→ Excerpts from an interface dataset:
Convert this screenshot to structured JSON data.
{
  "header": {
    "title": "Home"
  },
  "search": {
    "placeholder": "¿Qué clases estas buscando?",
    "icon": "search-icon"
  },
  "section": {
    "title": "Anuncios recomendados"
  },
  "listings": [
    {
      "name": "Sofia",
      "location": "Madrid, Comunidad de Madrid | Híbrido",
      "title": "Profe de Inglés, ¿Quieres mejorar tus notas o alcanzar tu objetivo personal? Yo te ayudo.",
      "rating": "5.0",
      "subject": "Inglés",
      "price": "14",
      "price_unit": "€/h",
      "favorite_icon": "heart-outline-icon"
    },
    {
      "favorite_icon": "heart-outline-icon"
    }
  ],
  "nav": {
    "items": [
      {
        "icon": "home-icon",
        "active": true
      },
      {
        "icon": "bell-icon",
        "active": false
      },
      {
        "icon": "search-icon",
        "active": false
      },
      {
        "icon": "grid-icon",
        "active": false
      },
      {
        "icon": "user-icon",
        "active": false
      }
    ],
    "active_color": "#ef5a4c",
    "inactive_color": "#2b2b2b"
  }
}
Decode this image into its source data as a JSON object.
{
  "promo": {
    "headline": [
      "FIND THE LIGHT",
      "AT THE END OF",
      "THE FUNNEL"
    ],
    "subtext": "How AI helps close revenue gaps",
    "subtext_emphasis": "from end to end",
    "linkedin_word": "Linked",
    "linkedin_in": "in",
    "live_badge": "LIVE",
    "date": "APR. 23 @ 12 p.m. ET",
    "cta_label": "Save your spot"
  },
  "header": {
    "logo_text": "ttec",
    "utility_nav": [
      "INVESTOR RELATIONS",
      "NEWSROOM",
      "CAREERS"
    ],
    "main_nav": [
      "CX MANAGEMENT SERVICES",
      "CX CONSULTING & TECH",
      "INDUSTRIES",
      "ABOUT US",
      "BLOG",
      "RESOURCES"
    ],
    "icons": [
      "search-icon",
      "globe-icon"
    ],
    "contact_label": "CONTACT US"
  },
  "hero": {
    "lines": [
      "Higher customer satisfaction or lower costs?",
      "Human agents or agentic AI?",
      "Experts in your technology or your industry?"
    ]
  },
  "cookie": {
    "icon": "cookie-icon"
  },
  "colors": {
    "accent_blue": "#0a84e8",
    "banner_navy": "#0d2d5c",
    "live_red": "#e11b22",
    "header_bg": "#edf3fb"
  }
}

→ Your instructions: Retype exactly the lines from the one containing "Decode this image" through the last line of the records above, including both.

→ Answer section:
Decode this image into its source data as a JSON object.
{
  "promo": {
    "headline": [
      "FIND THE LIGHT",
      "AT THE END OF",
      "THE FUNNEL"
    ],
    "subtext": "How AI helps close revenue gaps",
    "subtext_emphasis": "from end to end",
    "linkedin_word": "Linked",
    "linkedin_in": "in",
    "live_badge": "LIVE",
    "date": "APR. 23 @ 12 p.m. ET",
    "cta_label": "Save your spot"
  },
  "header": {
    "logo_text": "ttec",
    "utility_nav": [
      "INVESTOR RELATIONS",
      "NEWSROOM",
      "CAREERS"
    ],
    "main_nav": [
      "CX MANAGEMENT SERVICES",
      "CX CONSULTING & TECH",
      "INDUSTRIES",
      "ABOUT US",
      "BLOG",
      "RESOURCES"
    ],
    "icons": [
      "search-icon",
      "globe-icon"
    ],
    "contact_label": "CONTACT US"
  },
  "hero": {
    "lines": [
      "Higher customer satisfaction or lower costs?",
      "Human agents or agentic AI?",
      "Experts in your technology or your industry?"
    ]
  },
  "cookie": {
    "icon": "cookie-icon"
  },
  "colors": {
    "accent_blue": "#0a84e8",
    "banner_navy": "#0d2d5c",
    "live_red": "#e11b22",
    "header_bg": "#edf3fb"
  }
}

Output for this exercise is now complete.